Rain, snow, ice, sleet, puddles, steps, sidewalks, cobblestones.  These are all things that have put an undeniable fear in me.  Welcome to life on crutches.  And it gets better - I am on crutches and not able to put any weight on my right leg for fear of ruining the intricate surgery my doctor recently performed to regrow the cartilage in my knee.

This is not my first adventure on these stilt-like walking apparatuses.  I have been on them several times before for this same knee, but my previous adventures where no where near as daring as this one.  Non-weight bearing for eight weeks is a challenge, and even more so for someone who tends to be very physically active.  I am used to waking up around 4:45am and hitting the gym to teach bootcamp classes and workout with my trainer.  That will not be happening for a while...That being said, I do not see my situation as an excuse to sit on my ass, feel sorry for myself, and let things go.

I have learned that simply getting around is a workout in itself.  Walking (hopping) around brings up my heart rate to almost the same level as power walking on an incline, and holding up my body on crutches throughout the day is a serious upper body exercise.  Hands, forearms, shoulders, and triceps cry out to me at the end of everyday in ways that have never happened before.  They all contract to steady my body as I move forward, sideways, and backwards in a delicate and slow balancing act just so that my right leg will not make any contact with the floor at any point in time.  These muscles contract even more in anticipation of stairs or ice outside, and exhaustion sets in once the danger passes.

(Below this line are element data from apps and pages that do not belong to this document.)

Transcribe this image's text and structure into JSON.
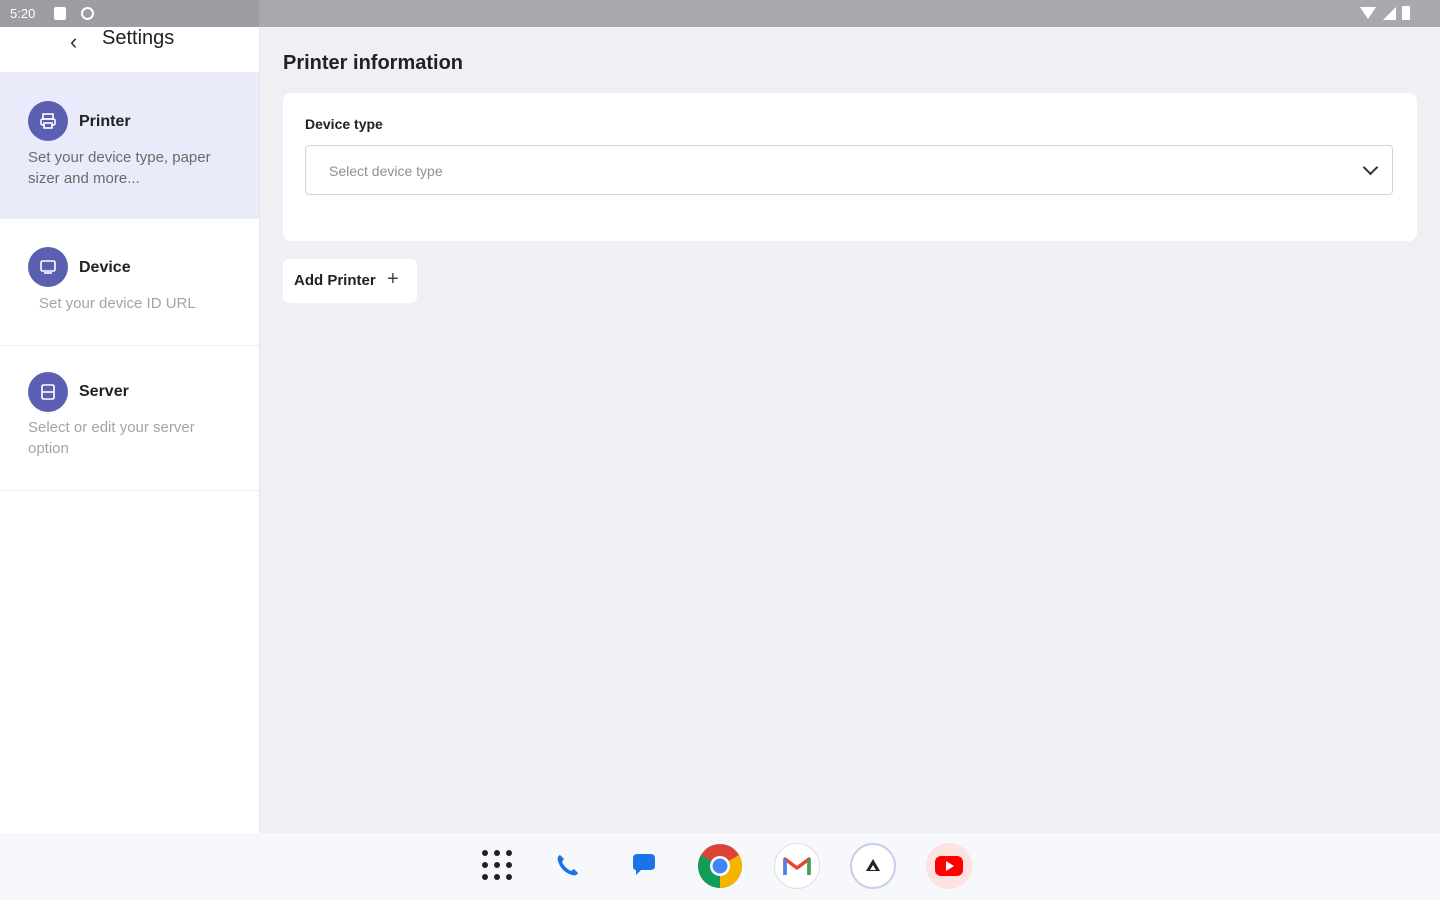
{
  "status_bar": {
    "time": "5:20"
  },
  "sidebar": {
    "title": "Settings",
    "items": [
      {
        "title": "Printer",
        "description": "Set your device type, paper sizer and more...",
        "icon": "printer-icon",
        "active": true
      },
      {
        "title": "Device",
        "description": "Set your device ID URL",
        "icon": "device-icon",
        "active": false
      },
      {
        "title": "Server",
        "description": "Select or edit your server option",
        "icon": "server-icon",
        "active": false
      }
    ]
  },
  "main": {
    "title": "Printer information",
    "device_type": {
      "label": "Device type",
      "placeholder": "Select device type"
    },
    "add_button": {
      "label": "Add Printer",
      "icon": "plus-icon"
    }
  },
  "taskbar": {
    "apps": [
      "app-drawer-icon",
      "phone-icon",
      "messages-icon",
      "chrome-icon",
      "gmail-icon",
      "drive-icon",
      "youtube-icon"
    ]
  },
  "colors": {
    "accent": "#5b5fb1",
    "active_bg": "#e9ebfb",
    "page_bg": "#eef0f4"
  }
}
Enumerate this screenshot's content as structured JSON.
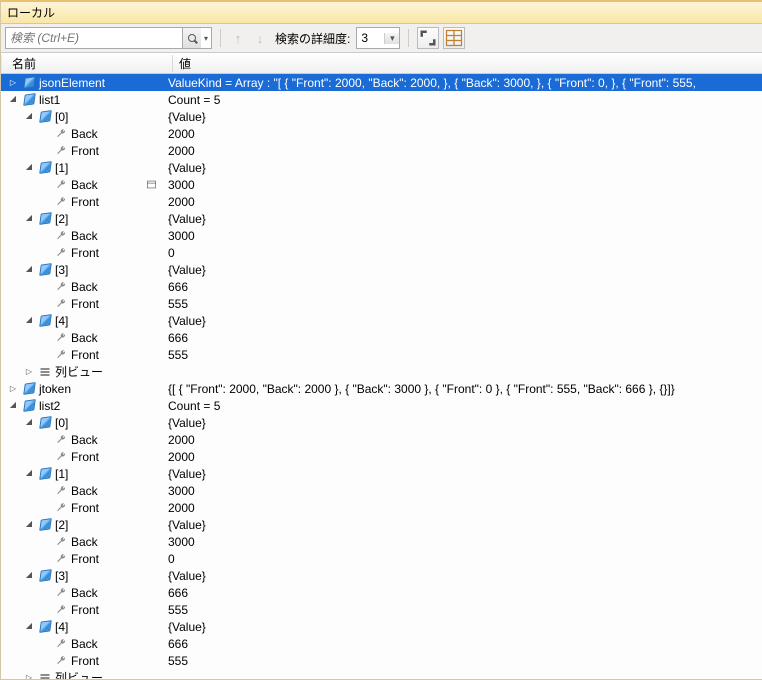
{
  "window": {
    "title": "ローカル"
  },
  "toolbar": {
    "search_placeholder": "検索 (Ctrl+E)",
    "depth_label": "検索の詳細度:",
    "depth_value": "3"
  },
  "columns": {
    "name": "名前",
    "value": "値"
  },
  "rows": [
    {
      "depth": 0,
      "tw": "closed",
      "icon": "cube",
      "name": "jsonElement",
      "value": "ValueKind = Array : \"[    {        \"Front\": 2000,        \"Back\": 2000,    },    {        \"Back\": 3000,    },    {        \"Front\": 0,    },    {        \"Front\": 555,",
      "selected": true
    },
    {
      "depth": 0,
      "tw": "open",
      "icon": "cube",
      "name": "list1",
      "value": "Count = 5"
    },
    {
      "depth": 1,
      "tw": "open",
      "icon": "cube",
      "name": "[0]",
      "value": "{Value}"
    },
    {
      "depth": 2,
      "tw": "none",
      "icon": "wrench",
      "name": "Back",
      "value": "2000"
    },
    {
      "depth": 2,
      "tw": "none",
      "icon": "wrench",
      "name": "Front",
      "value": "2000"
    },
    {
      "depth": 1,
      "tw": "open",
      "icon": "cube",
      "name": "[1]",
      "value": "{Value}"
    },
    {
      "depth": 2,
      "tw": "none",
      "icon": "wrench",
      "name": "Back",
      "value": "3000",
      "vis": true
    },
    {
      "depth": 2,
      "tw": "none",
      "icon": "wrench",
      "name": "Front",
      "value": "2000"
    },
    {
      "depth": 1,
      "tw": "open",
      "icon": "cube",
      "name": "[2]",
      "value": "{Value}"
    },
    {
      "depth": 2,
      "tw": "none",
      "icon": "wrench",
      "name": "Back",
      "value": "3000"
    },
    {
      "depth": 2,
      "tw": "none",
      "icon": "wrench",
      "name": "Front",
      "value": "0"
    },
    {
      "depth": 1,
      "tw": "open",
      "icon": "cube",
      "name": "[3]",
      "value": "{Value}"
    },
    {
      "depth": 2,
      "tw": "none",
      "icon": "wrench",
      "name": "Back",
      "value": "666"
    },
    {
      "depth": 2,
      "tw": "none",
      "icon": "wrench",
      "name": "Front",
      "value": "555"
    },
    {
      "depth": 1,
      "tw": "open",
      "icon": "cube",
      "name": "[4]",
      "value": "{Value}"
    },
    {
      "depth": 2,
      "tw": "none",
      "icon": "wrench",
      "name": "Back",
      "value": "666"
    },
    {
      "depth": 2,
      "tw": "none",
      "icon": "wrench",
      "name": "Front",
      "value": "555"
    },
    {
      "depth": 1,
      "tw": "closed",
      "icon": "rows",
      "name": "列ビュー",
      "value": ""
    },
    {
      "depth": 0,
      "tw": "closed",
      "icon": "cube",
      "name": "jtoken",
      "value": "{[   {      \"Front\": 2000,      \"Back\": 2000   },   {      \"Back\": 3000   },   {      \"Front\": 0   },   {      \"Front\": 555,      \"Back\": 666   },   {}]}"
    },
    {
      "depth": 0,
      "tw": "open",
      "icon": "cube",
      "name": "list2",
      "value": "Count = 5"
    },
    {
      "depth": 1,
      "tw": "open",
      "icon": "cube",
      "name": "[0]",
      "value": "{Value}"
    },
    {
      "depth": 2,
      "tw": "none",
      "icon": "wrench",
      "name": "Back",
      "value": "2000"
    },
    {
      "depth": 2,
      "tw": "none",
      "icon": "wrench",
      "name": "Front",
      "value": "2000"
    },
    {
      "depth": 1,
      "tw": "open",
      "icon": "cube",
      "name": "[1]",
      "value": "{Value}"
    },
    {
      "depth": 2,
      "tw": "none",
      "icon": "wrench",
      "name": "Back",
      "value": "3000"
    },
    {
      "depth": 2,
      "tw": "none",
      "icon": "wrench",
      "name": "Front",
      "value": "2000"
    },
    {
      "depth": 1,
      "tw": "open",
      "icon": "cube",
      "name": "[2]",
      "value": "{Value}"
    },
    {
      "depth": 2,
      "tw": "none",
      "icon": "wrench",
      "name": "Back",
      "value": "3000"
    },
    {
      "depth": 2,
      "tw": "none",
      "icon": "wrench",
      "name": "Front",
      "value": "0"
    },
    {
      "depth": 1,
      "tw": "open",
      "icon": "cube",
      "name": "[3]",
      "value": "{Value}"
    },
    {
      "depth": 2,
      "tw": "none",
      "icon": "wrench",
      "name": "Back",
      "value": "666"
    },
    {
      "depth": 2,
      "tw": "none",
      "icon": "wrench",
      "name": "Front",
      "value": "555"
    },
    {
      "depth": 1,
      "tw": "open",
      "icon": "cube",
      "name": "[4]",
      "value": "{Value}"
    },
    {
      "depth": 2,
      "tw": "none",
      "icon": "wrench",
      "name": "Back",
      "value": "666"
    },
    {
      "depth": 2,
      "tw": "none",
      "icon": "wrench",
      "name": "Front",
      "value": "555"
    },
    {
      "depth": 1,
      "tw": "closed",
      "icon": "rows",
      "name": "列ビュー",
      "value": ""
    }
  ]
}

Physical therapy, physical activity, and physical exhaustion are regular parts of my daily routine, however perhaps the most important in understanding that part of my leg's healing process is rest. Simple rest.  The pure act of healing is to be underestimate for the weeks to come.